[dropcap]I[/dropcap]N the ongoing political crisis in the state of Karnataka, the Supreme Court has ordered status quo be maintained with regard to the ten Members of Legislative Assembly (MLAs) and that neither the issue of resignation nor the issue of disqualification will be decided by the Speaker till the next date of hearing on July 16, 2019.
A three-judge bench comprising the Chief Justice of India (CJI) Ranjan Gogoi, Justices Deepak Gupta and Aniruddha Bose after hearing the matter at some length arrived at the conclusion on July 12, 2019 that apart from the question of maintainability of the petition filed by rebel MLAs under Article 32 of the Constitution of India, the questions of substantial importance involving the provisions of Articles 164, 190, 361B and the provisions of the Tenth Schedule of the Constitution had arisen for consideration in this case.
The Court further noted that an incidental question that would arise was the kind and extent of the directions that should be issued by a constitutional court to another constitutional functionary, which in the present case happened to be the Speaker of the Assembly. Also to be considered would be the question whether in a situation where resignations by MLAs and disqualification proceedings are pending against the same MLAs, the Speaker is obligated under the Constitution to decide the disqualification issue in the first instance.

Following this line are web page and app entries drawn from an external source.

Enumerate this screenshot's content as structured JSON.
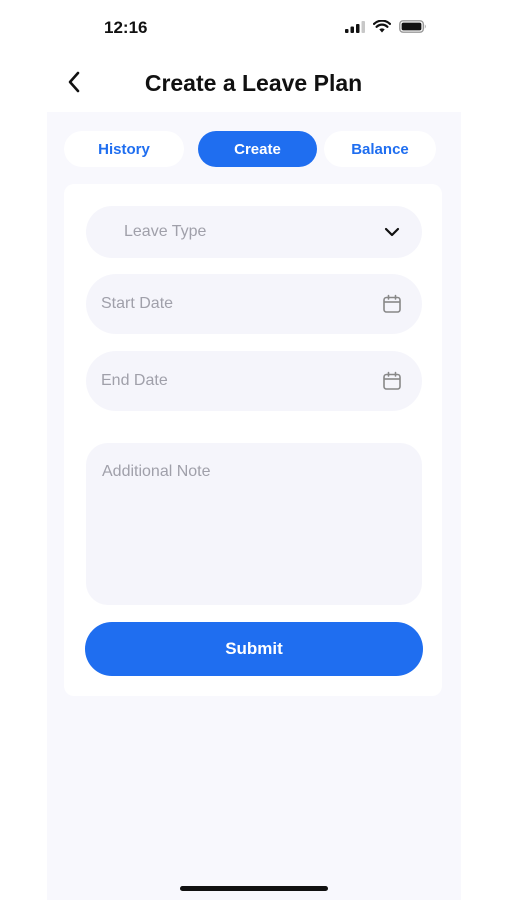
{
  "status_bar": {
    "time": "12:16",
    "icons": [
      "signal-icon",
      "wifi-icon",
      "battery-icon"
    ]
  },
  "header": {
    "title": "Create a Leave Plan",
    "back_icon": "chevron-left-icon"
  },
  "tabs": [
    {
      "label": "History",
      "active": false
    },
    {
      "label": "Create",
      "active": true
    },
    {
      "label": "Balance",
      "active": false
    }
  ],
  "form": {
    "leave_type": {
      "placeholder": "Leave Type",
      "icon": "chevron-down-icon"
    },
    "start_date": {
      "placeholder": "Start Date",
      "icon": "calendar-icon"
    },
    "end_date": {
      "placeholder": "End Date",
      "icon": "calendar-icon"
    },
    "note": {
      "placeholder": "Additional Note"
    },
    "submit_label": "Submit"
  },
  "colors": {
    "accent": "#1f6ef0",
    "panel_bg": "#f8f8fd",
    "field_bg": "#f5f5fb",
    "placeholder": "#a0a0aa",
    "text": "#111111"
  }
}
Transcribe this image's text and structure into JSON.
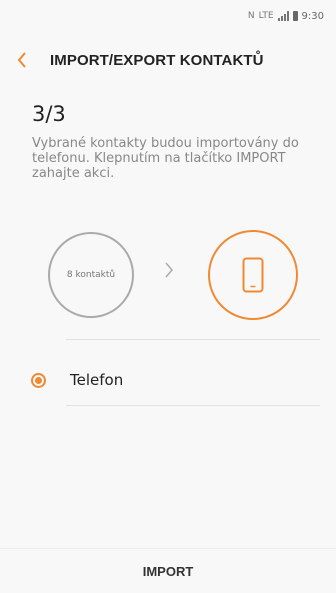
{
  "status_bar": {
    "time": "9:30",
    "network": "LTE"
  },
  "header": {
    "title": "IMPORT/EXPORT KONTAKTŮ"
  },
  "step": "3/3",
  "description": "Vybrané kontakty budou importovány do telefonu. Klepnutím na tlačítko IMPORT zahajte akci.",
  "transfer": {
    "source_label": "8 kontaktů"
  },
  "options": [
    {
      "label": "Telefon",
      "selected": true
    }
  ],
  "bottom": {
    "import_label": "IMPORT"
  },
  "colors": {
    "accent": "#f08a32"
  }
}
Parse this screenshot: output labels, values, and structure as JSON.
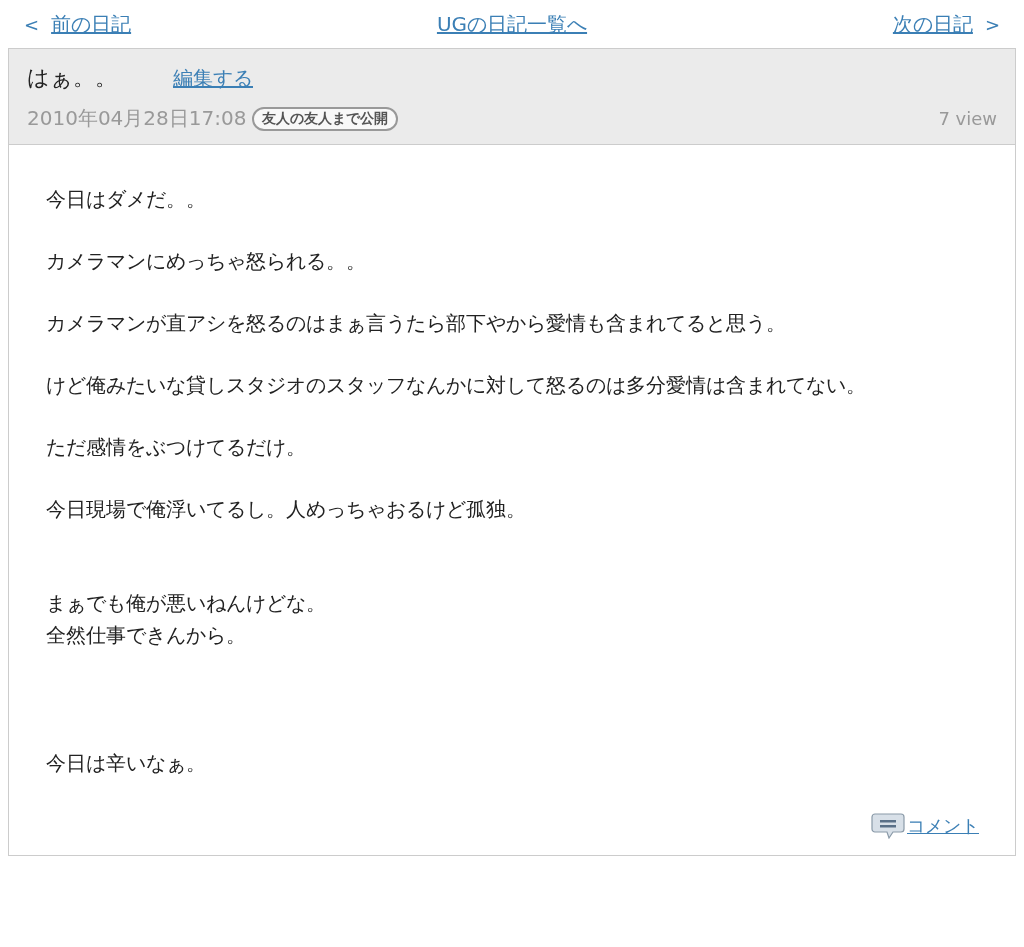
{
  "nav": {
    "prev": {
      "arrow": "<",
      "label": "前の日記"
    },
    "list": "UGの日記一覧へ",
    "next": {
      "label": "次の日記",
      "arrow": ">"
    }
  },
  "entry": {
    "title": "はぁ。。",
    "edit_link": "編集する",
    "date": "2010年04月28日17:08",
    "visibility": "友人の友人まで公開",
    "views": "7 view"
  },
  "body": [
    {
      "lines": [
        "今日はダメだ。。"
      ]
    },
    {
      "lines": [
        "カメラマンにめっちゃ怒られる。。"
      ]
    },
    {
      "lines": [
        "カメラマンが直アシを怒るのはまぁ言うたら部下やから愛情も含まれてると思う。"
      ]
    },
    {
      "lines": [
        "けど俺みたいな貸しスタジオのスタッフなんかに対して怒るのは多分愛情は含まれてない。"
      ]
    },
    {
      "lines": [
        "ただ感情をぶつけてるだけ。"
      ]
    },
    {
      "lines": [
        "今日現場で俺浮いてるし。人めっちゃおるけど孤独。"
      ]
    },
    {
      "lines": [
        "まぁでも俺が悪いねんけどな。",
        "全然仕事できんから。"
      ]
    },
    {
      "lines": [
        "今日は辛いなぁ。"
      ]
    }
  ],
  "comment_link": "コメント"
}
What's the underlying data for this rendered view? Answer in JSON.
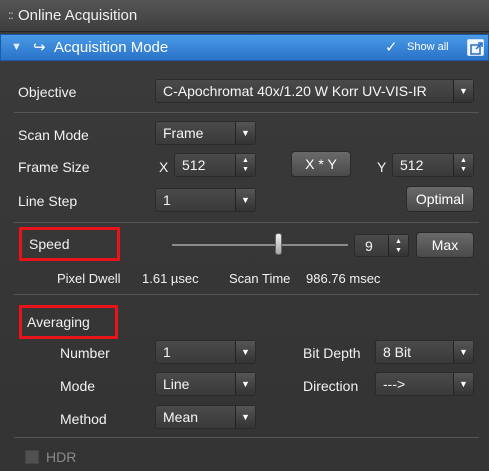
{
  "window": {
    "grip_icon": "::",
    "title": "Online Acquisition"
  },
  "section": {
    "chevron_icon": "▼",
    "arrow_icon": "↪",
    "title": "Acquisition Mode",
    "showall_check": "✓",
    "showall_label": "Show all"
  },
  "objective": {
    "label": "Objective",
    "value": "C-Apochromat 40x/1.20 W Korr UV-VIS-IR"
  },
  "scan": {
    "mode_label": "Scan Mode",
    "mode_value": "Frame",
    "frame_size_label": "Frame Size",
    "x_label": "X",
    "x_value": "512",
    "xy_button": "X * Y",
    "y_label": "Y",
    "y_value": "512",
    "line_step_label": "Line Step",
    "line_step_value": "1",
    "optimal_button": "Optimal"
  },
  "speed": {
    "label": "Speed",
    "slider_position": 0.6,
    "value": "9",
    "max_button": "Max",
    "pixel_dwell_label": "Pixel Dwell",
    "pixel_dwell_value": "1.61 µsec",
    "scan_time_label": "Scan Time",
    "scan_time_value": "986.76 msec"
  },
  "averaging": {
    "label": "Averaging",
    "number_label": "Number",
    "number_value": "1",
    "bit_depth_label": "Bit Depth",
    "bit_depth_value": "8 Bit",
    "mode_label": "Mode",
    "mode_value": "Line",
    "direction_label": "Direction",
    "direction_value": "--->",
    "method_label": "Method",
    "method_value": "Mean"
  },
  "hdr": {
    "label": "HDR",
    "checked": false
  },
  "colors": {
    "header_blue": "#2f7fd8",
    "highlight_red": "#e8141c",
    "panel_bg": "#383838"
  }
}
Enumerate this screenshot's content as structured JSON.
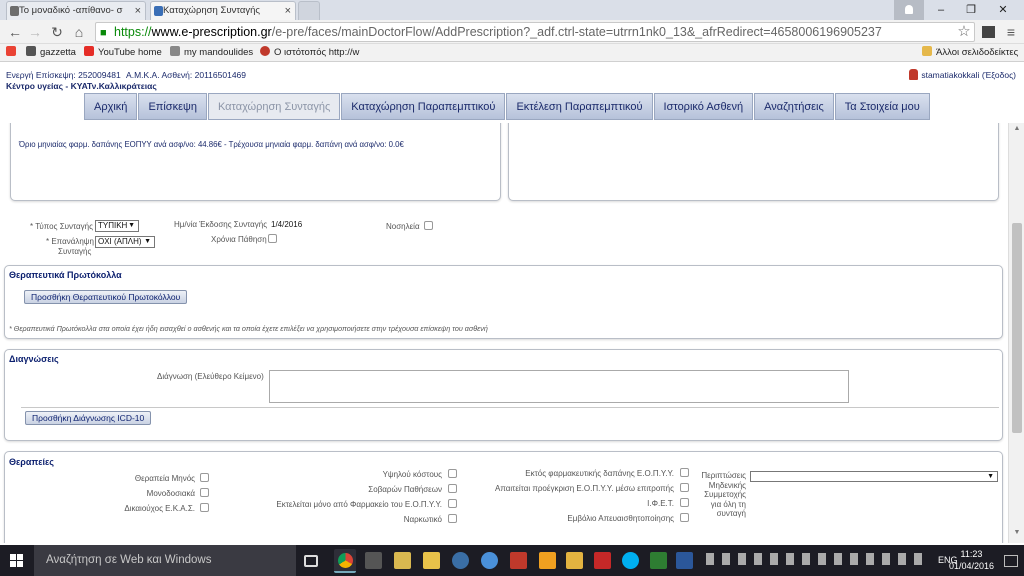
{
  "browser": {
    "tabs": [
      {
        "title": "Το μοναδικό -απίθανο- σ",
        "active": false
      },
      {
        "title": "Καταχώρηση Συνταγής",
        "active": true
      }
    ],
    "close_glyph": "×",
    "window_controls": {
      "minimize": "–",
      "restore": "❐",
      "close": "✕"
    },
    "url": {
      "scheme": "https://",
      "host": "www.e-prescription.gr",
      "path": "/e-pre/faces/mainDoctorFlow/AddPrescription?_adf.ctrl-state=utrrn1nk0_13&_afrRedirect=4658006196905237"
    },
    "star": "☆",
    "menu_glyph": "≡",
    "nav": {
      "back": "←",
      "forward": "→",
      "reload": "↻",
      "home": "⌂"
    },
    "bookmarks": [
      {
        "label": "",
        "icon": "apps-icon",
        "color": "#ea4335"
      },
      {
        "label": "gazzetta",
        "icon": "gazzetta-icon",
        "color": "#555555"
      },
      {
        "label": "YouTube home",
        "icon": "youtube-icon",
        "color": "#e52d27"
      },
      {
        "label": "my mandoulides",
        "icon": "mandoulides-icon",
        "color": "#888888"
      },
      {
        "label": "Ο ιστότοπός http://w",
        "icon": "site-icon",
        "color": "#c0392b"
      }
    ],
    "other_bookmarks": "Άλλοι σελιδοδείκτες"
  },
  "header": {
    "visit_label": "Ενεργή Επίσκεψη:",
    "visit_value": "252009481",
    "amka_label": "Α.Μ.Κ.Α. Ασθενή:",
    "amka_value": "20116501469",
    "center": "Κέντρο υγείας - ΚΥΑΤν.Καλλικράτειας",
    "user": "stamatiakokkali",
    "logout": "(Έξοδος)"
  },
  "menu": [
    {
      "label": "Αρχική",
      "active": false
    },
    {
      "label": "Επίσκεψη",
      "active": false
    },
    {
      "label": "Καταχώρηση Συνταγής",
      "active": true
    },
    {
      "label": "Καταχώρηση Παραπεμπτικού",
      "active": false
    },
    {
      "label": "Εκτέλεση Παραπεμπτικού",
      "active": false
    },
    {
      "label": "Ιστορικό Ασθενή",
      "active": false
    },
    {
      "label": "Αναζητήσεις",
      "active": false
    },
    {
      "label": "Τα Στοιχεία μου",
      "active": false
    }
  ],
  "limits_text": "Όριο μηνιαίας φαρμ. δαπάνης ΕΟΠΥΥ ανά ασφ/νο: 44.86€ - Τρέχουσα μηνιαία φαρμ. δαπάνη ανά ασφ/νο: 0.0€",
  "form": {
    "type_label": "* Τύπος Συνταγής",
    "type_value": "ΤΥΠΙΚΗ",
    "repeat_label_1": "* Επανάληψη",
    "repeat_label_2": "Συνταγής",
    "repeat_value": "ΟΧΙ (ΑΠΛΗ)",
    "issue_date_label": "Ημ/νία Έκδοσης Συνταγής",
    "issue_date_value": "1/4/2016",
    "chronic_label": "Χρόνια Πάθηση",
    "hospital_label": "Νοσηλεία",
    "select_arrow": "▼"
  },
  "protocols": {
    "title": "Θεραπευτικά Πρωτόκολλα",
    "button": "Προσθήκη Θεραπευτικού Πρωτοκόλλου",
    "note": "* Θεραπευτικά Πρωτόκολλα στα οποία έχει ήδη εισαχθεί ο ασθενής και τα οποία έχετε επιλέξει να χρησιμοποιήσετε στην τρέχουσα επίσκεψη του ασθενή"
  },
  "diagnoses": {
    "title": "Διαγνώσεις",
    "freetext_label": "Διάγνωση (Ελεύθερο Κείμενο)",
    "button": "Προσθήκη Διάγνωσης ICD-10"
  },
  "therapies": {
    "title": "Θεραπείες",
    "col1": [
      "Θεραπεία Μηνός",
      "Μονοδοσιακά",
      "Δικαιούχος Ε.Κ.Α.Σ."
    ],
    "col2": [
      "Υψηλού κόστους",
      "Σοβαρών Παθήσεων",
      "Εκτελείται μόνο από Φαρμακείο του Ε.Ο.Π.Υ.Υ.",
      "Ναρκωτικό"
    ],
    "col3": [
      "Εκτός φαρμακευτικής δαπάνης Ε.Ο.Π.Υ.Υ.",
      "Απαιτείται προέγκριση Ε.Ο.Π.Υ.Υ. μέσω επιτροπής",
      "Ι.Φ.Ε.Τ.",
      "Εμβόλιο Απευαισθητοποίησης"
    ],
    "participation_label": [
      "Περιπτώσεις",
      "Μηδενικής",
      "Συμμετοχής",
      "για όλη τη",
      "συνταγή"
    ]
  },
  "taskbar": {
    "search_placeholder": "Αναζήτηση σε Web και Windows",
    "lang": "ENG",
    "time": "11:23",
    "date": "01/04/2016"
  }
}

Appearing for the 10 rebel MLAs, who have tendered their resignations to the Speaker, and want them to be accepted by him, senior advocate Mukul Rohtagi submitted that the Speaker of Karnataka Legislative Assembly should be held liable for contempt if he did not decide on resignations tendered by MLAs. The Speaker was bound to comply with the court’s order, Rohtagi said.
On the other side, appearing for the Speaker, senior advocate Abhishek Manu Singhvi submitted that the Speaker first had to decide the disqualification proceedings. He added that the court could not direct the Speaker to decide on disqualification proceedings in a particular manner and within a time frame. He also questioned the maintainability of petition filed under Article 32 of the Constitution of India since no fundamental rights of the petitioners (10 rebel MLAs) under Part III of the Constitution was violated.
Appearing for the Chief Minister of Karnataka H. D. Kumaraswamy, senior advocate Rajeev Dhavan submitted that the petition had not contained any averment justifying the petition under Article 32 of the Constitution. “What do averments made in the petition, such as administration has come to standstill, and delay on the part of Speaker is mala fide, have to do with Article 32 of the Constitution under which the petition has been filed?” Dhavan asked.
Dhavan also added that the Speaker had to conduct an enquiry to ascertain that the resignations were genuine and voluntary. The order by the court on July 11, 2019 could not have been passed on the basis of petition filed by rebel MLAs. The Speaker was doing his duty. He should get adequate time to decide on resignations of the MLAs, Dhavan said.
The Supreme Court had on July 11, 2019 had directed the Speaker of the Karnataka Legislative Assembly KR Ramesh Kumar to decide on the resignations tendered by the rebel MLAs forthwith. The Speaker, however, moved the apex court later in the day seeking a recall of the order as it had been passed ex-parte.